Doomsday is making big headlines in China. In local papers across the country, nerdy scientists have been quoted at length about magnetic poles reversing. Reporters have interviewed famous Beijing foodies about what they’ll eat for their last meal. Doomsday believers have even flocked to boat-builders in hopes of buying an ark.
Then there are the arrests. Chinese police have deemed some doomsday believers a threat to social stability. Authorities have detained at least 93 members of a banned sect known as the Church of the Almighty God, including 37 in the hardscrabble inland province of Qinghai. By handing out flyers and texting cellphone users, the group allegedly “brainwashed others into believing the end of the world is near,” according to The Global Times, a state-owned English-language paper.
The Christian cult has adapted the Mayan prophecy that some interpret to mean the world will end Dec. 21. Starting Friday, followers believe that the sun will disappear for three days. Then there will be earthquakes, tsunamis, and other calamities. Nonbelievers are doomed to perish, followers say, and they have urged each other to withdraw money from banks to prepare for the second coming of a “female Jesus.”
Doomsday believers exist in many countries, but what’s surprising is the extent to which Chinese state media has given the topic so much attention. Publications have cited international surveys showing China has the highest percentage of doomsday believers, followed closely by Russia.
Beijing’s officially atheistic Communist regime has long been wary of cults. In 1999 the party launched a wide-ranging crackdown against the outlawed quasi-Buddhist Falun Gong sect. Thousands of members have been detained since, and many have been abused in detention or sent to labor reeducation camps.
The Almighty God sect is an especially sensitive subject for the regime because it depicts China as an imperial family on the decline, dominated by a big red dragon—a reference to the Chinese Communist Party, which followers say must be overthrown.
Yet long before China became Communist, the country’s leaders expressed a fear of cults. From 1850 to 1864, a civil war known as the Taiping Rebellion—led by a man claiming to be the younger brother of Jesus—left an estimated 20 million people dead and nearly toppled the ruling Qing Dynasty. In 1900, an anti-Christian sect whose members believed they were immune to bullets launched what came to be known as the Boxer Uprising, besieging Beijing’s Legation Quarter and auguring the 1911 fall of the Qing Dynasty.

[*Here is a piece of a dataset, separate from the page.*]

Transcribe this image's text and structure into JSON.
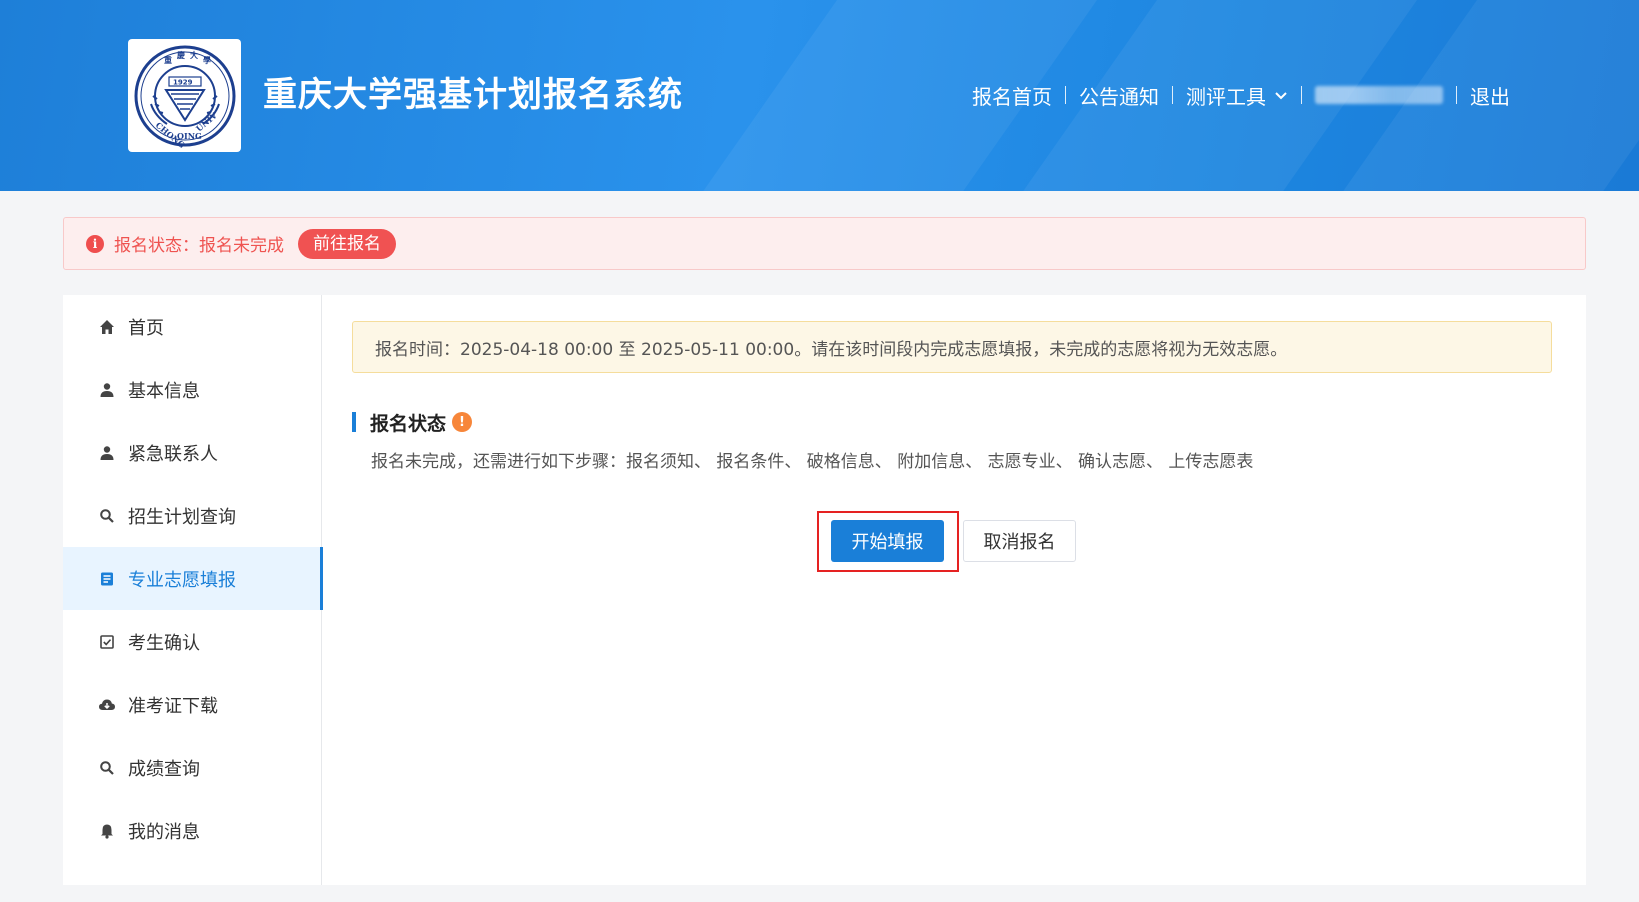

Doomsday believers exist in many countries, but what’s surprising is the extent to which Chinese state media has given the topic so much attention.
Today the survival of the ruling Communist Party does not seem under serious threat from doomsday cultists—unless of course their prophecies come true. Yet some analysts worry that a growing number of Chinese are developing some sort of doomsday complex, stockpiling food and survival equipment as an unconscious way to deal with the stress and anxiety that is consuming their lives.
There was reportedly even a doomsday link to the recent stabbing spree at a Henan province primary school last Friday—coincidentally the same day as the horrific U.S. school shooting in Connecticut. After police detained 36-year-old suspect, Min Yongjun, he reportedly told them his actions were triggered by a belief that the world would end Friday. Min is slated to be charged with the mass knifing, which injured 22 students and an 84-year-old villager. Even if the apocalypse does not occur on Friday, lives may already have been ruined by those fearing the end of days.